Many of our students here at Eagle Rock Music Studio ask our instructors for insight on the music industry since they aspire to be professionals someday. Our answer is usually pretty simple: the music business is tough. In fact, it’s one of the hardest industries in the world to achieve success.
However, you are already in the right place (Los Angeles) by taking lessons with us — the networking opportunities available because of the city’s connection to show business should not be overlooked.
Be a Dreamer and a Doer
Everyone dreams of becoming something; your dream is becoming a musician or a music professional of some sort. Here’s the thing: dreaming is easy. Everything can be perfect when it’s still just a dream. In practice, however, you’ll quickly realize that nothing is perfect. Actually realizing your dream will require lots of trying, failing, and getting back up and trying again.
Get Past the Gatekeepers
You will be told “no” a lot in your pursuit of a career in music — this will be unavoidable. Fortunately, you will only have to get a few important yeses over the course of your entire career. The first (and most important) is getting your initial foot in the door — if you don’t get that yes, you can’t get any more of them.
Remember to be persistent: getting through at the most bottom level of the music chain has more to do with possessing a “go-getting” attitude than anything else. As Wayne Gretzky said, “You miss 100% of the shots you don’t take.”
Learn How to Manage
Every act — at least in the popular music realm — has a manager, and for obvious reasons. First and foremost, an artist should be spending his/her/their time on their music as much as possible. But generally speaking, artists are not nearly as organized as their manager counterparts (i.e., their brains are wired differently, and the two camps possess different skill sets), which is why the relationship exists.
That being said, when you first begin your career as an artist, you most likely will have no manager, and will have to learn how to navigate the waters yourself. It is often the case with successful bands, for example, that one of the members is more managerially inclined in the early days and essentially acts as the manager until the band achieves enough success to attract a professional manager.
Pay the Bills
Eventually, you will come to a fork in the road, and you will have to choose whether music is a career or just a hobby for you. The key questions to ask yourself: “Is my music for public consumption? Do I want to perform these songs for others for money? Will I eventually feel comfortable asking people to buy my music, even though it is increasingly common for consumers to consume music without buying it?”
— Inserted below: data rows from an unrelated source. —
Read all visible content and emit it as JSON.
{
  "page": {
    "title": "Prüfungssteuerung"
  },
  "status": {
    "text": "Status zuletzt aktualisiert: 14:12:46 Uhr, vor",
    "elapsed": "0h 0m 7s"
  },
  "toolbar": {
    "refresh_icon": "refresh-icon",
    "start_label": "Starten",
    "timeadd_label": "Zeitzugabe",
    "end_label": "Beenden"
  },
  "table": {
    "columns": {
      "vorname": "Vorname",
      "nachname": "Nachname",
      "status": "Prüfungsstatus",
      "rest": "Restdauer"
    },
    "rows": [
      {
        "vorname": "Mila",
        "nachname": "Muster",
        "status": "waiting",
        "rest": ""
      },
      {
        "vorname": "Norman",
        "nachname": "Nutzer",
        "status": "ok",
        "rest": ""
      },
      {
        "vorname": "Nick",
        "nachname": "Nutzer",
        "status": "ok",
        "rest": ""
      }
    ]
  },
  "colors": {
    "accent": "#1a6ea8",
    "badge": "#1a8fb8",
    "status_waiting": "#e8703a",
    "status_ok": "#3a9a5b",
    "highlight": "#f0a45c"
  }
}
The business is tough. But if you find yourself answering “yes” to the above questions, go for it. At Eagle Rock, we’re here to help you get there.